Find the string "JSON" in the entries and copy each line that has it.

◇ ◇ ◇ ◇

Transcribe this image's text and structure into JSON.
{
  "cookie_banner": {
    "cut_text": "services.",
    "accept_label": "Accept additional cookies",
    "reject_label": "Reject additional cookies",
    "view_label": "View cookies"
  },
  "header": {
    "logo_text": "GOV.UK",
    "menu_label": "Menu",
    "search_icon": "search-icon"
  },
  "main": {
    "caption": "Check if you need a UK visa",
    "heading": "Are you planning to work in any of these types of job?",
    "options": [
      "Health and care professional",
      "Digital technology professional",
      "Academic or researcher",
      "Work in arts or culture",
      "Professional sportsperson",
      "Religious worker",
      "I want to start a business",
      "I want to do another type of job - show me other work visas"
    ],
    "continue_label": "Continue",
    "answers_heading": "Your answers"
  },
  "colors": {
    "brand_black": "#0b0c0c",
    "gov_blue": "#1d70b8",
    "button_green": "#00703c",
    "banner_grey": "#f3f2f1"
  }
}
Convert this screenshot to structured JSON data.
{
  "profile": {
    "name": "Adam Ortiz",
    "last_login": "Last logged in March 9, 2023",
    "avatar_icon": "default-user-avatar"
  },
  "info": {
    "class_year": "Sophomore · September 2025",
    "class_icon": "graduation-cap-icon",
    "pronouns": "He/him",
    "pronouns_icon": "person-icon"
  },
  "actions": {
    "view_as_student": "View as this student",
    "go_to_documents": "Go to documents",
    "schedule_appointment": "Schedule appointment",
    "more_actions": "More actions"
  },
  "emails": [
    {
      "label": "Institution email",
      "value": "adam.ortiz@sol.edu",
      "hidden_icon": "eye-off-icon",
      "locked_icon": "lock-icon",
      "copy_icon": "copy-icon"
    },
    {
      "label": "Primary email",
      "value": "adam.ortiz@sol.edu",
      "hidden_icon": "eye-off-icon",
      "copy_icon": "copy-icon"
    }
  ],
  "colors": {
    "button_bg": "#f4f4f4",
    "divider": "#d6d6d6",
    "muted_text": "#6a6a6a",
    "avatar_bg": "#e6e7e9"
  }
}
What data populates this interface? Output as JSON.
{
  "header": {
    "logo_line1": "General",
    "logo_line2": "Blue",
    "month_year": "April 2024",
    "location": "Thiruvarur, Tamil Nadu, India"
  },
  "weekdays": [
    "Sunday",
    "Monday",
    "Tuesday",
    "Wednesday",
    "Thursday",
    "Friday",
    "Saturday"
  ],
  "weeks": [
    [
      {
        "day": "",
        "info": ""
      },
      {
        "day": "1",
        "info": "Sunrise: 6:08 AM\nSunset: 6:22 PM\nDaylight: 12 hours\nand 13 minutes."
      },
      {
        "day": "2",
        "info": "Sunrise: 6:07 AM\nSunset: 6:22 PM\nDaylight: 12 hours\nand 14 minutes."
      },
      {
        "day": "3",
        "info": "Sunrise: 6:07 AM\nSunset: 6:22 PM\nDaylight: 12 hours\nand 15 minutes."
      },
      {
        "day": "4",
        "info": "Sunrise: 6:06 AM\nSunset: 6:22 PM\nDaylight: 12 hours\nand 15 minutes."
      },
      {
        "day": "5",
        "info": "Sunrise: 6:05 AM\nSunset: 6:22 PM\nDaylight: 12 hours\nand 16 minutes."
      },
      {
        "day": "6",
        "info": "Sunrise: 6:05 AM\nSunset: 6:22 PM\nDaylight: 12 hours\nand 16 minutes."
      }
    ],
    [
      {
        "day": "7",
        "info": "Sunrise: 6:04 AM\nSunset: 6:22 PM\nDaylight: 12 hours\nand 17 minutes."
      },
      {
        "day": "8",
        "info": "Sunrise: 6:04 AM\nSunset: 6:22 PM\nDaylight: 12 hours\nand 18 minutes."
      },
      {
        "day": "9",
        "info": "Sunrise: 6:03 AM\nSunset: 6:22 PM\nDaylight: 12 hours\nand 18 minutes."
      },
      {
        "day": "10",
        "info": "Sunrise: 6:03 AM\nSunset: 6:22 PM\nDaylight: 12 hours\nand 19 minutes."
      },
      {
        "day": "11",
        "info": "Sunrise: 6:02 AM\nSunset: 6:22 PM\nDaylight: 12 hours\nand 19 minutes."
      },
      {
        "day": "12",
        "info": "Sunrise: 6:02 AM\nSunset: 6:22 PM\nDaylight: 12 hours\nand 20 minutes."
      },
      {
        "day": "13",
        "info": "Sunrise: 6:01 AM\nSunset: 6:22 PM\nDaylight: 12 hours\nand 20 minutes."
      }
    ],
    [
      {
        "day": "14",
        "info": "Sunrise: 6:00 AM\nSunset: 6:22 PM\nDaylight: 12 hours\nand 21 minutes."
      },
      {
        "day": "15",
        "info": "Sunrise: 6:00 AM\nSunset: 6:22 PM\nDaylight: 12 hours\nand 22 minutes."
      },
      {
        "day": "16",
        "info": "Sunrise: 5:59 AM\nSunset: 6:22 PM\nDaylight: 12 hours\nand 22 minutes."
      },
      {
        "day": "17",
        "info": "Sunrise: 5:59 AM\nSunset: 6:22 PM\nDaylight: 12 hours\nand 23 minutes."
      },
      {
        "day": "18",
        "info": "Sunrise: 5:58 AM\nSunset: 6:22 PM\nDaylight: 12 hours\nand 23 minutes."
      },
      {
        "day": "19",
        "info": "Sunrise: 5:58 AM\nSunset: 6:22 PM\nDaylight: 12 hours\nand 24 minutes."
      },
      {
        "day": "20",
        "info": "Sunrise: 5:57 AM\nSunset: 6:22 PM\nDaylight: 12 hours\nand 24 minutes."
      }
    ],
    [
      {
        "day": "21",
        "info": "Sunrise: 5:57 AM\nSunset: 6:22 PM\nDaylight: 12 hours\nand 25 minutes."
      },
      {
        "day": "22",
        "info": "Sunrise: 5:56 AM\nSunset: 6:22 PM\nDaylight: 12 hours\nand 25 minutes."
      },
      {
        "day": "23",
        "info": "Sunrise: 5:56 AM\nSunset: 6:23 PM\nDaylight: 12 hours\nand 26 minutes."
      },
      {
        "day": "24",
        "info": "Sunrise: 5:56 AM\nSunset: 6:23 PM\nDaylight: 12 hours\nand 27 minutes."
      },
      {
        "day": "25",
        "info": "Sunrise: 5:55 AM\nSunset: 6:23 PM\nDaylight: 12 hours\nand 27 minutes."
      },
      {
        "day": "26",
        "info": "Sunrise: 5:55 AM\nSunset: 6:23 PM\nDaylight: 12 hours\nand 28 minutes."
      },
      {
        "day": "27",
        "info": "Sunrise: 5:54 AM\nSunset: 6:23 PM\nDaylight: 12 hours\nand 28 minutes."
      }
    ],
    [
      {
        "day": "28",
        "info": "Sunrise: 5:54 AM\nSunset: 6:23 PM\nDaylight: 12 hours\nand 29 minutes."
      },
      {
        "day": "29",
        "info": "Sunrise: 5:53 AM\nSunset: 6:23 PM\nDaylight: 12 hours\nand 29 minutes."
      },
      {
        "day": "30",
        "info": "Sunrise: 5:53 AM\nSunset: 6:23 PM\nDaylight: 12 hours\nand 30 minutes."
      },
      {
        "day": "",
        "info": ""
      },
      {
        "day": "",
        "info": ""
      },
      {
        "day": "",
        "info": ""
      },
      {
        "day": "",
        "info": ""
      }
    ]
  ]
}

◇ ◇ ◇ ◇

RESULT FOR THIS TASK ::
Transcribe this image's text and structure into JSON.
Convert this screenshot to structured JSON data.
What data populates this interface? Output as JSON.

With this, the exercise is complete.